The circulation of Palestinian women’s pain, like the images of suffering of Muslim and Arab women around the world, is consumed by the West as a spectacle that exists outside time and space. Their cries are not located in space or specific geography, but rather they appear on Israeli TV as one “Palestinian” body. Their differences are erased in favor of an essentialized portrayal transfixed in a state of perpetual hysteria, seemingly since the beginning of history. Not only in their lives are Palestinians perceived as violent, but also when they are facing death. Depictions of their “unintelligible” ways of meeting death construct a clear understanding of Palestinian identity, immorality, and most importantly, dismissal of life. They are ready to die. Recycling the images of cryptic torment of those who are ready to die justifies, once again, the ostensibly rational claims of Israeli generals in favor of violence: “We have no partner (of the same ‘civilized’ and moral level) for peace.”
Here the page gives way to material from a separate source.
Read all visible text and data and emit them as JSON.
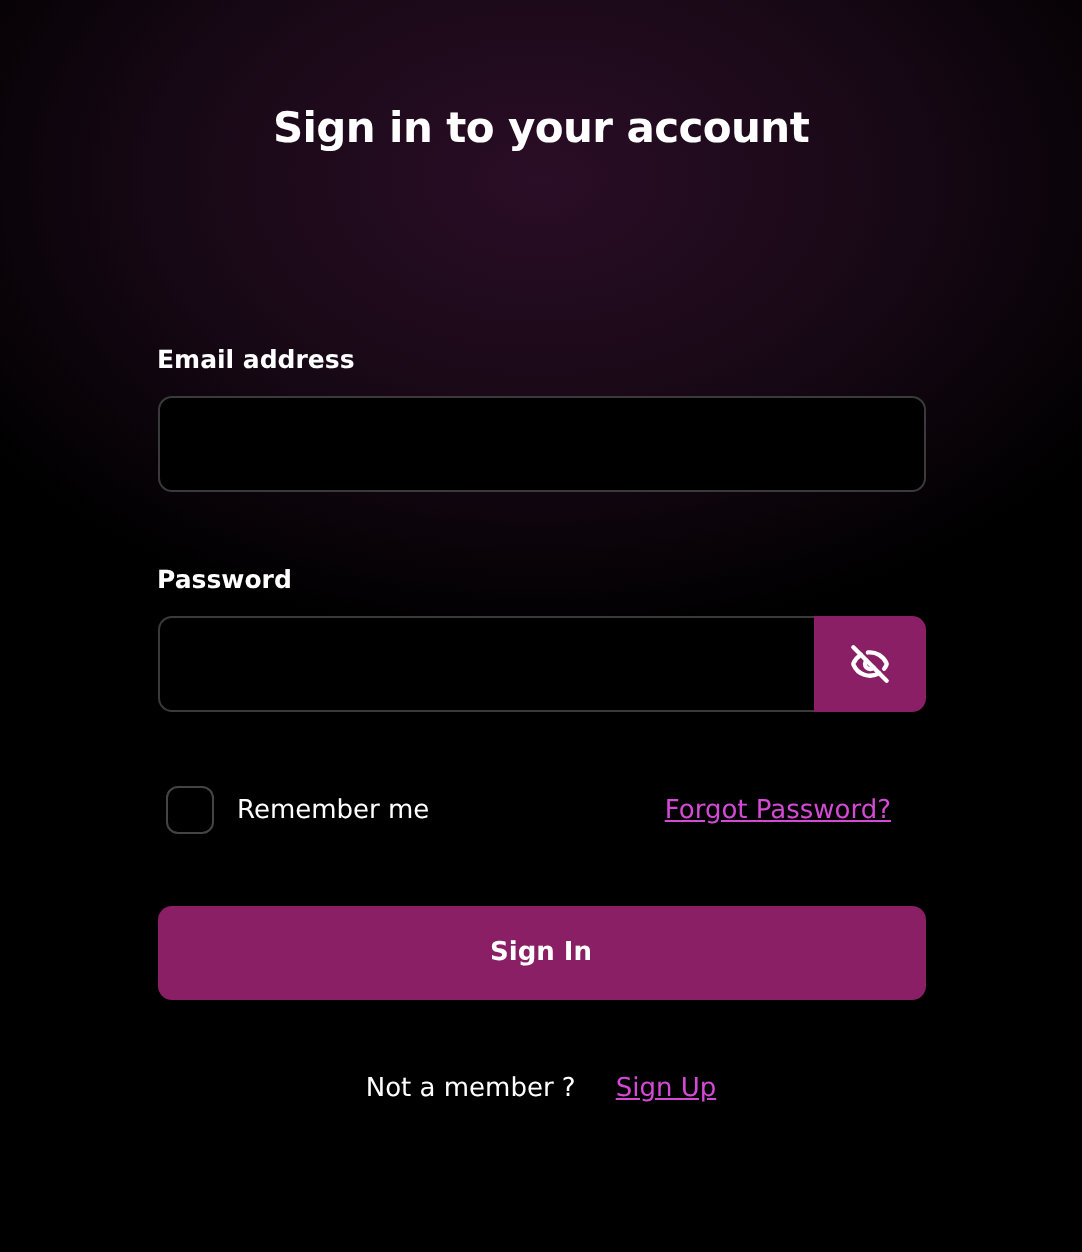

Israeli media does not engage Palestinian pain and grief in a meaningful manner. In particular, images of Palestinian women’s “uncontrollable” and “disruptive” laments propagate moral (and racial) division that has dominated Israeli and Western television. Along with rejection by the Israeli government of the Israeli NGO B’Tetselem to have the names of Palestinian children aired on Israeli television, the mourning of Palestinian women has no justification to the Israeli viewer. Israelis have no Gaza, no city of the displaced and maimed. Israeli depictions of Palestinian pain as barbaric are, in other words, a way to escape responsibility, to be accountable for their deeds, to recognize Palestinians as equal owners of the land and thereby imagining a life of peace and justice.